What needs to be done → Within the lines below, find those that hold the string "this" and copy each one.

Information provided →
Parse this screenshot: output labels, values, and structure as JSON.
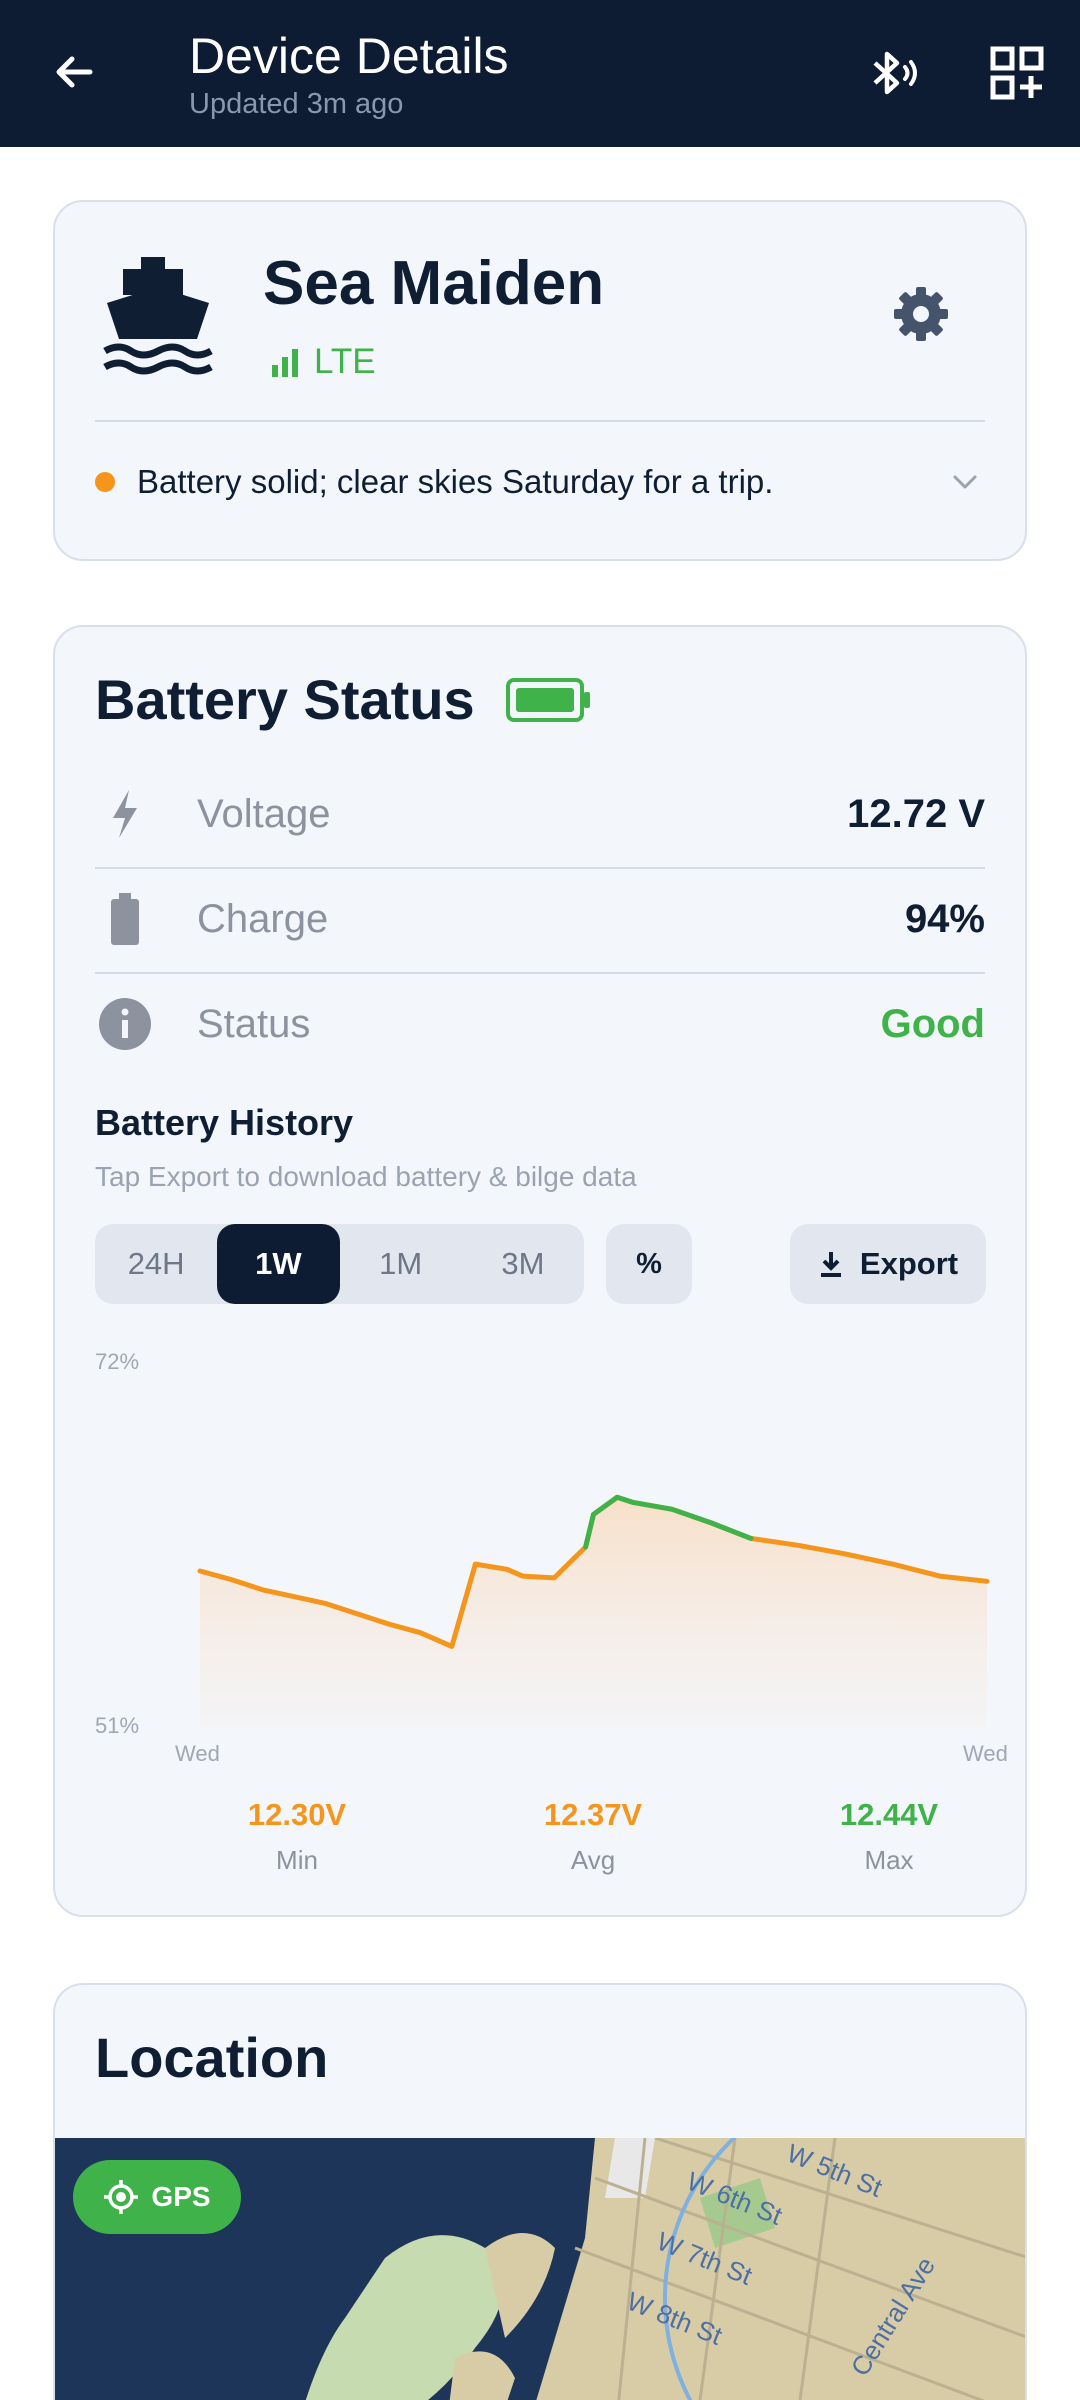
{
  "header": {
    "title": "Device Details",
    "subtitle": "Updated 3m ago",
    "icons": [
      "back-arrow-icon",
      "bluetooth-icon",
      "qr-add-icon"
    ]
  },
  "device": {
    "name": "Sea Maiden",
    "network": "LTE",
    "message": "Battery solid; clear skies Saturday for a trip.",
    "status_dot_color": "#f5951b"
  },
  "battery": {
    "title": "Battery Status",
    "rows": [
      {
        "label": "Voltage",
        "value": "12.72 V",
        "icon": "bolt-icon"
      },
      {
        "label": "Charge",
        "value": "94%",
        "icon": "battery-icon"
      },
      {
        "label": "Status",
        "value": "Good",
        "icon": "info-icon"
      }
    ],
    "history_title": "Battery History",
    "history_subtitle": "Tap Export to download battery & bilge data",
    "ranges": [
      "24H",
      "1W",
      "1M",
      "3M"
    ],
    "selected_range": "1W",
    "unit_toggle": "%",
    "export_label": "Export",
    "stats": [
      {
        "value": "12.30V",
        "label": "Min",
        "color": "#f5951b"
      },
      {
        "value": "12.37V",
        "label": "Avg",
        "color": "#f5951b"
      },
      {
        "value": "12.44V",
        "label": "Max",
        "color": "#3fb24a"
      }
    ]
  },
  "chart_data": {
    "type": "line",
    "ylim": [
      51,
      72
    ],
    "y_tick_labels": [
      "72%",
      "51%"
    ],
    "x_tick_labels": [
      "Wed",
      "Wed"
    ],
    "x": [
      0,
      0.04,
      0.08,
      0.12,
      0.16,
      0.2,
      0.24,
      0.28,
      0.32,
      0.35,
      0.39,
      0.41,
      0.45,
      0.49,
      0.5,
      0.53,
      0.55,
      0.6,
      0.65,
      0.7,
      0.76,
      0.82,
      0.88,
      0.94,
      1.0
    ],
    "y": [
      60.1,
      59.6,
      59.0,
      58.6,
      58.2,
      57.6,
      57.0,
      56.5,
      55.7,
      60.5,
      60.2,
      59.8,
      59.7,
      61.5,
      63.4,
      64.4,
      64.1,
      63.7,
      62.9,
      62.0,
      61.6,
      61.1,
      60.5,
      59.8,
      59.5
    ],
    "series_colors": {
      "normal": "#f5951b",
      "high": "#3fb24a"
    }
  },
  "location": {
    "title": "Location",
    "gps_label": "GPS",
    "streets": [
      "W 5th St",
      "W 6th St",
      "W 7th St",
      "W 8th St",
      "Central Ave"
    ]
  }
}
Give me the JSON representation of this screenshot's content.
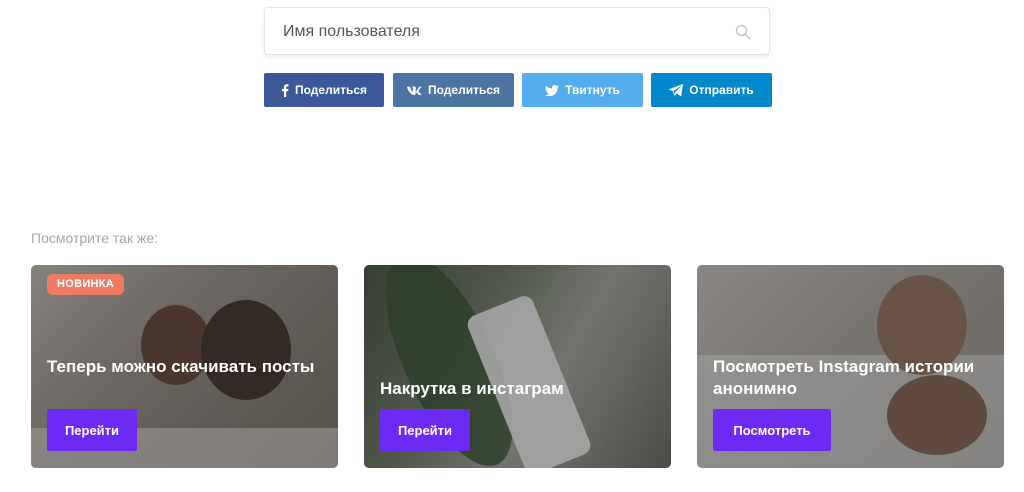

Finished task →
Parse this screenshot: output labels, values, and structure as JSON.
Give me the JSON representation of this screenshot's content.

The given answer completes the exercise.